-- Your goal --
Among the entries below, how many lines include the word "enabled"? Reply with only the number.

-- Listed entries --
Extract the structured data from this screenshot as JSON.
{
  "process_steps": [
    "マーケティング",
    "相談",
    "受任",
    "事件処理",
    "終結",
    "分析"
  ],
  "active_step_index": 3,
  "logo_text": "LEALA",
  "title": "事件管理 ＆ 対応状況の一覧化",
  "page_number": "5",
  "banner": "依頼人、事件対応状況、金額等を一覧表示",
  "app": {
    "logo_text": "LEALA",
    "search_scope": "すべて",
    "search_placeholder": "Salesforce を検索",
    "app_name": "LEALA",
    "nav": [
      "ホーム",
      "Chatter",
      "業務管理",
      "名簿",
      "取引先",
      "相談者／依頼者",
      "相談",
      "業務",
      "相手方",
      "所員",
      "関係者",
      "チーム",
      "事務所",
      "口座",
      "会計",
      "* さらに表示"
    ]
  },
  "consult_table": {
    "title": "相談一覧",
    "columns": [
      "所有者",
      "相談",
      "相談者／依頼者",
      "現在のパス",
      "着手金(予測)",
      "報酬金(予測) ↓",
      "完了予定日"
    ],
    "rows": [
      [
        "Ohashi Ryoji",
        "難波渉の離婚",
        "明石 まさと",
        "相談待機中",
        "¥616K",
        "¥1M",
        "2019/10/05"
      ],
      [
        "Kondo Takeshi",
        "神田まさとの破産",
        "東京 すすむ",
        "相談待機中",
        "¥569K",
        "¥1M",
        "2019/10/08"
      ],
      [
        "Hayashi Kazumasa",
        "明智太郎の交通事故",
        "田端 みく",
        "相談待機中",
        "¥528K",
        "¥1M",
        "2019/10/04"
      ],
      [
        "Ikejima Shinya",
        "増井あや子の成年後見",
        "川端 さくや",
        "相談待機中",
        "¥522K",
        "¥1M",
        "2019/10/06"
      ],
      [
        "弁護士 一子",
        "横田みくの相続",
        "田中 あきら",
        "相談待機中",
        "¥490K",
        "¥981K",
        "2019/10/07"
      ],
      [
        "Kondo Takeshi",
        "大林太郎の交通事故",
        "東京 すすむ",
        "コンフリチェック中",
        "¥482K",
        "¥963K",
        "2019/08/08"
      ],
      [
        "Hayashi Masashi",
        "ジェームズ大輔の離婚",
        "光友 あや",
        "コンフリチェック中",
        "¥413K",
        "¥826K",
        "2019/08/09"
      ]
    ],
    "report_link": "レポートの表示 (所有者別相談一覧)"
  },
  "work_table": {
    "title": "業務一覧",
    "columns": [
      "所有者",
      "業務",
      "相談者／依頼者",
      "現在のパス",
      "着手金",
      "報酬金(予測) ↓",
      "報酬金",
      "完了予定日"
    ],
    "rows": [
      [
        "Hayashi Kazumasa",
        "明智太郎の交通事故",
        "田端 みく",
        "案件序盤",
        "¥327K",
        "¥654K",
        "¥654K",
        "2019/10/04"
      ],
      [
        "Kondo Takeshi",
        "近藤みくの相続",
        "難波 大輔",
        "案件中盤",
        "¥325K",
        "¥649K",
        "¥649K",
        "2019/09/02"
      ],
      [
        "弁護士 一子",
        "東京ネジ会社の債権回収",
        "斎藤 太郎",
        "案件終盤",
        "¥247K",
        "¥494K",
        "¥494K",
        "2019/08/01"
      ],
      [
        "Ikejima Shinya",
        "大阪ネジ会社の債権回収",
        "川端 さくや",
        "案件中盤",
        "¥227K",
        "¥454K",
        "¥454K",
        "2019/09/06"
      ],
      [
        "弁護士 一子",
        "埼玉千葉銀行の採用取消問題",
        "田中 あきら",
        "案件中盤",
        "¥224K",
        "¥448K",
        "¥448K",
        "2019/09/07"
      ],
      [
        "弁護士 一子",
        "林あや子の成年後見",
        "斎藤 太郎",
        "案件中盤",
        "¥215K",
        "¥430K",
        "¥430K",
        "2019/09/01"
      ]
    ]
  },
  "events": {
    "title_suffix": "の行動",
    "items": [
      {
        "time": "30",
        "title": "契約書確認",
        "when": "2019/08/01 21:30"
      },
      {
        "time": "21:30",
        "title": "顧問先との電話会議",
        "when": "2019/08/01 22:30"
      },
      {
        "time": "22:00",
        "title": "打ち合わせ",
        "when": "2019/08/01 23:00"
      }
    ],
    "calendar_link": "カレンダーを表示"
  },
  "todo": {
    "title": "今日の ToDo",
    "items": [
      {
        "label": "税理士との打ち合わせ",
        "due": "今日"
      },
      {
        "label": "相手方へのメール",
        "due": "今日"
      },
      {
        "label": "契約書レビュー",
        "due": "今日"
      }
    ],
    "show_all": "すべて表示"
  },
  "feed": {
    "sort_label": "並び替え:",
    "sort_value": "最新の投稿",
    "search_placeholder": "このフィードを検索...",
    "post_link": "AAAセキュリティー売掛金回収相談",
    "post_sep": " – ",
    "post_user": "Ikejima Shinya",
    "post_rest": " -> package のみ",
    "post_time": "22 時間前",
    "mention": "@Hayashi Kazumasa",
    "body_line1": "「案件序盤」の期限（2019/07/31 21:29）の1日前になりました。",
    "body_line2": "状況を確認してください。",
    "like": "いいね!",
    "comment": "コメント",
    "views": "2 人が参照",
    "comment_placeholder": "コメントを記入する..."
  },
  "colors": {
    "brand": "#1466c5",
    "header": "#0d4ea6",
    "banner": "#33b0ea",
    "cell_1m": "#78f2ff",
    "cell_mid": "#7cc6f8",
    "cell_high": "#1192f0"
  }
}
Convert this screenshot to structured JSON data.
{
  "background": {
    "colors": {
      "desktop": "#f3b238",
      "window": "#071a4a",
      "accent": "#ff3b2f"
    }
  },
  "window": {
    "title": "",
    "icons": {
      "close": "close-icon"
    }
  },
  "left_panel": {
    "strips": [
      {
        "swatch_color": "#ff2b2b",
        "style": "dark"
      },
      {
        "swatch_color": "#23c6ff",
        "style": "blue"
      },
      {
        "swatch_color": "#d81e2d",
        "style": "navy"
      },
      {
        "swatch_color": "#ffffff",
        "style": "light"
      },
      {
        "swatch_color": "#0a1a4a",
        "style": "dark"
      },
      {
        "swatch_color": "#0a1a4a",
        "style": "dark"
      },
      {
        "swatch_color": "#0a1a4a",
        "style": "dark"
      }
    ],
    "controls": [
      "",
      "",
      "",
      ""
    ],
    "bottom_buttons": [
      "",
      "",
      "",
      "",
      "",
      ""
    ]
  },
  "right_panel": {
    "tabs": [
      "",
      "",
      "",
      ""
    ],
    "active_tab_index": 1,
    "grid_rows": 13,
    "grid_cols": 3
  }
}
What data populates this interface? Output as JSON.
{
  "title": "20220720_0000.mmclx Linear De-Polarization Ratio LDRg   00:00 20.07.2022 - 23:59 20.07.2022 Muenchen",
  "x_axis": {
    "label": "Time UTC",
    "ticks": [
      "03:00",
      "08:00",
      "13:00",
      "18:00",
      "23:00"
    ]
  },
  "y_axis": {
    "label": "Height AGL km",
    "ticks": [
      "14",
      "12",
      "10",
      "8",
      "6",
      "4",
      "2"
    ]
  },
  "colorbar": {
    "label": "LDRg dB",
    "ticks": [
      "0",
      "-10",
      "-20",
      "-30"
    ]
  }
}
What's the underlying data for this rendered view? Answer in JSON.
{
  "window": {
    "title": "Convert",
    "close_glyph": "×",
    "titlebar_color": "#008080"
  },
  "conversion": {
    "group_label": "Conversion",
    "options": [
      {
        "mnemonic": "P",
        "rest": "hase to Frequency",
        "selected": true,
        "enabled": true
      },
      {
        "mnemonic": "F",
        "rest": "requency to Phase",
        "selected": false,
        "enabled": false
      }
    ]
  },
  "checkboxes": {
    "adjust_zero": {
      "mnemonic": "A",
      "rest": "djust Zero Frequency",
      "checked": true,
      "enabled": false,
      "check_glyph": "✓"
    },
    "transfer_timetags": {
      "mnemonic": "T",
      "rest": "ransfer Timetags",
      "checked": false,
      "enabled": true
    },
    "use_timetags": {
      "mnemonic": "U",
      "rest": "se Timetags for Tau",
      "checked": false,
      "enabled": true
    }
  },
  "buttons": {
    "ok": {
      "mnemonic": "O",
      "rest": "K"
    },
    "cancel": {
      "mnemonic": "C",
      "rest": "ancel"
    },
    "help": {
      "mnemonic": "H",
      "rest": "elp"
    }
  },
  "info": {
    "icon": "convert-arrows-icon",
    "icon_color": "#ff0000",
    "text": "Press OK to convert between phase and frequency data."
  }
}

-- Exercise solution --
5